LianBio Partners With Landos to Commercialize Colitis, Crohn’s Drugs in China
Omilancor is an oral, gut-restrict LANCL2 agonist being developed for ulcerative colitis (UC), Crohn’s disease (CD), and Eosinophilic Esophagitis (EoE). NX-13 is an oral, gut-restricted compound targeting NLRX1 being developed for UC and CD.
Under the terms of the deal, LianBio receives exclusive rights to develop and commercialize omilancor and NX-13 in Greater China, South Korea, Singapore, Thailand, Vietnam, Myanmar, Cambodia, Indonesia, and the Philippines.
LianBio is paying Landos $18 million upfront in cash and up to $200 million in various development and commercial milestones. Landos will also be eligible for tiered low double-digit royalties on net sales of the drugs in the licensed territories.
LianBio will participate in international Phase III trials of the two drugs by enrolling a “meaningful number” of participants. The company will pay for development and commercialization expenses in the collaboration territory, and Landos will continue to finance all development and commercialization efforts in other areas.
“We believe Landos’ differentiated approach to the discovery and development of first-in-class oral therapeutics to target novel immunometabolic pathways has the potential to transform the treatment paradigm for CD, UC and other autoimmune diseases,” said Konstantin Poukalov, managing director, Perceptive Advisors and executive chairman of LianBio. “With inflammatory bowel disease incidence projected to significantly increase throughout Asia over the coming decade, we look forward to partnering with Landos to address the current and future needs of IBD patients.”

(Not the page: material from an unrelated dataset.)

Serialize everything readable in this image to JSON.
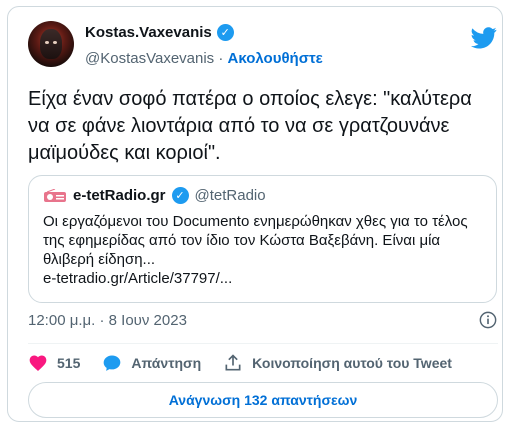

LianBio was founded only nine months ago, in August 2020, and in addition to Shanghai, it has offices in Princeton, New Jersey. LianBio was founded, seeded, and incubated by Perceptive Advisers. Its focus is on pushing the development and accelerating availability of new drugs in China and major Asian markets.
The company leverages an in-licensing business model, and the Landos deal is the sixth so far, following launch partnerships with MyoKardia and BridgeBio. LianBio also received $70 million from Pfizer in November 2020 as part of its $310 million Series A funding round.
On May 6, Landos announced it had dosed the first patient in its Phase II trial of omilancor for moderate-to-severe Crohn’s disease. It will evaluate 150 participants, who will be randomized to receive either 1000 mg of omilancor or a placebo.
The drug will be studied over a 12-week induction period followed by an 18-week maintenance period, and two-week post-treatment safety follow up. Co-primary endpoints will evaluate clinical remission at Week 12, as well as frequency and severity of adverse events, compared placebo.
“There remains an unmet need for safer, more convenient and effective therapeutic alternatives to treat patients with CD,” said Jean-Frederic Colombel, director, IBD Center at the Icahn School of Medicine at Mount Sinai and Landos Clinical Advisory Board member, in the May 6 announcement. “Oral treatment with omilancor has consistently demonstrated a benign and well-tolerated safety profile, a gut-restricted distribution without systemic immunosuppression, biologic-like efficacy signal and enhanced immunoregulatory mechanisms in UC patients. Based on these encouraging results, we believe omilancor could show similar levels of efficacy in CD patients with a well-tolerated safety profile and ultimately provide long-term benefit for millions of people living with IBD.”
Of the new partnership, Josep Bassaganya-Riera, chairman, president and chief executive officer of Landos, stated, “We are excited to collaborate with LianBio to strategically integrate their clinical and operational expertise in major Asian markets as we expand into global development programs with our innovative autoimmune disease pipeline. Our lead product candidates, omilancor and NX-13, are designed to have critical advantages over current therapies, including the capacity to target key and novel pathways specifically linked to immune function.”